Sunday, July 23rd, 2006 • No Comments on A Nice Place To Visit, But…
Did I mention that island life is slow? We’re talking IRS refund check slow.
It is a pleasant change of pace, at first. Everything is flexible, there’s no need to rush. I had plenty of time to slow down, enjoy the sunshine and the wind blowing in the palm trees and the sound of the ocean and seagulls. I didn’t need to blow dry my hair because, between the sunshine and the ocean breeze, it dried quickly into a frizzy mess of curls (island hair, baby). Thanks to that same ocean breeze, the temperature was actually cooler in St. Thomas than it is here in Virginia. Island life has a different rhythm to it and the locals’ way of living rubs off on the tourists. Some tourists, anyway. Some never let go of their A-type lifestyles while others, like me, try but can’t quite give up the notion of scheduling things. Then there’s Jay, who seems born to be an island boy, despite the fact that he’s from land-locked Tennessee.
I am not destined to be an island girl, however. The inability to get coffee or chocolate ice cream (“I’ve been trying to get it for weeks,” said the woman at the ice cream shop) was only part of the reason I determined I couldn’t live the island life. There was also a strange division between the tourist parts of St. Thomas (shiny, tropical, wealthy, tour book St. Thomas) and the local parts of St. Thomas (poor, rundown, not found in tour books St. Thomas) that bothered me. It’s hard to enjoy a $18 sandwich (no kidding) when it seems like a good-sized portion of the residents of St. Thomas are living on very little. Air conditioning is limited to the places only tourists go—the resorts and expensive boutiques in Charlotte Amalie—and water is a high-priced luxury. I wonder if the tourists who visit St. Thomas ever stop to look around and consider what life is really like on an island? I don’t think it’s the fantasy Fodor’s or Frommer’s is selling.

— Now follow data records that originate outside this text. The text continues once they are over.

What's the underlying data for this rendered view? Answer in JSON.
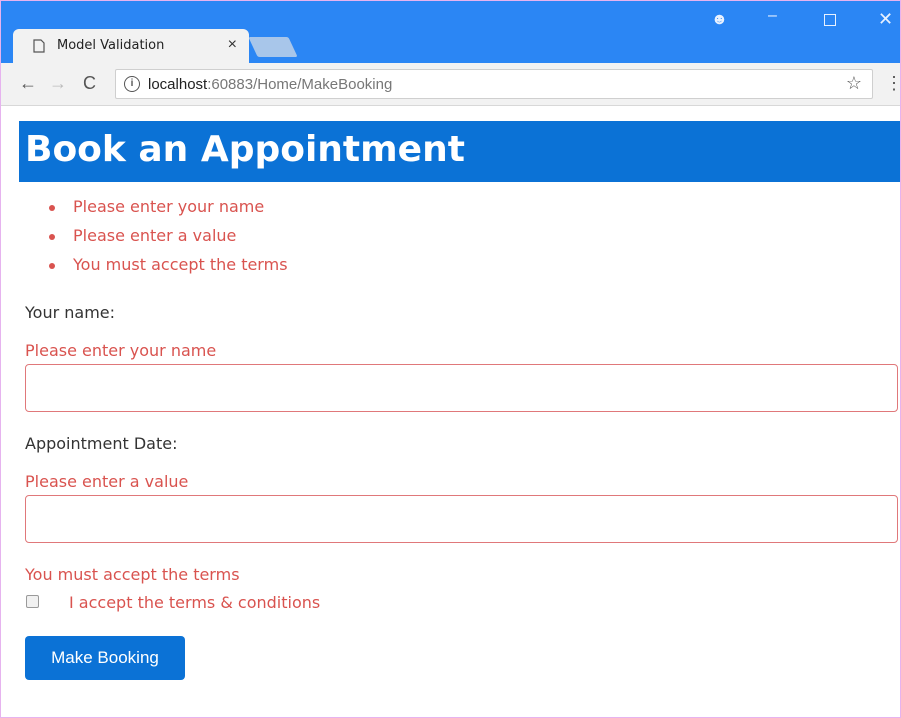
{
  "browser": {
    "tab_title": "Model Validation",
    "tab_close": "×",
    "url_host": "localhost",
    "url_rest": ":60883/Home/MakeBooking",
    "icons": {
      "back": "←",
      "forward": "→",
      "reload": "C",
      "info": "i",
      "star": "☆",
      "menu": "⋮",
      "account": "☻",
      "minimize": "–",
      "close": "✕"
    }
  },
  "page": {
    "heading": "Book an Appointment",
    "summary_errors": [
      "Please enter your name",
      "Please enter a value",
      "You must accept the terms"
    ],
    "name_label": "Your name:",
    "name_error": "Please enter your name",
    "name_value": "",
    "date_label": "Appointment Date:",
    "date_error": "Please enter a value",
    "date_value": "",
    "terms_error": "You must accept the terms",
    "terms_label": "I accept the terms & conditions",
    "terms_checked": false,
    "submit_label": "Make Booking"
  },
  "colors": {
    "titlebar": "#2b86f4",
    "header": "#0b72d6",
    "error": "#d9534f"
  }
}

Of course, the people who intrigued me most were not the locals, but the U.S. mainlanders who have made their way south away from a cheaper way of living to a more isolated, expensive and weather-vulnerable lifestyle. There was Sandy, the photographer from upstate New York who moved to south Florida in the 60s and decided that wasn’t far enough south. She had lived in St. Thomas for several years but was getting ready for yet another move south, to an island off the coast of Venezula, “Out of the path of hurricanes,” as she put it. There was Ken, the amiable waiter at the restaurant hotel who was originally from “the beaches of L.A.,” who loves island life and suggested he had run away from the threat of a jail sentence. His story was told with a smile, so it was hard to know what was real and what was fiction, but it seemed believable enough. Then there was Claire, a native of Texas and the owner of Gallery St. Thomas who was friendly to everyone, locals and customers, and spent a lot of time talking to me on my two visits to her gallery. She’s dating a guy who lives in my part of Virginia and was excited about the prospect of going shopping the next time she visited him. Shopping for her means stores like Target and Bed, Bath and Beyond. Places where she can buy sheets and towels, everyday things she can’t easily get on St. Thomas.
I don’t think I could move to an island because I would hate the isolation. There are times when I feel very isolated as a writer, but I can balance that kind of mental isolation with an iced mocha and a trip to the bookstore (as far as I could tell, there is only one, small bookstore on St. Thomas). There doesn’t seem to be a way to compensate for the physical isolation of island life except by taking the occasional trip (if, of course, they can afford it). Some people I met seem to prefer that kind of separation, but how do they live without chocolate ice cream for weeks at a time??
The one thing I wouldn’t mind about island life (besides waking up to the ocean every morning) is keeping my low maintenance island hair. Ahh…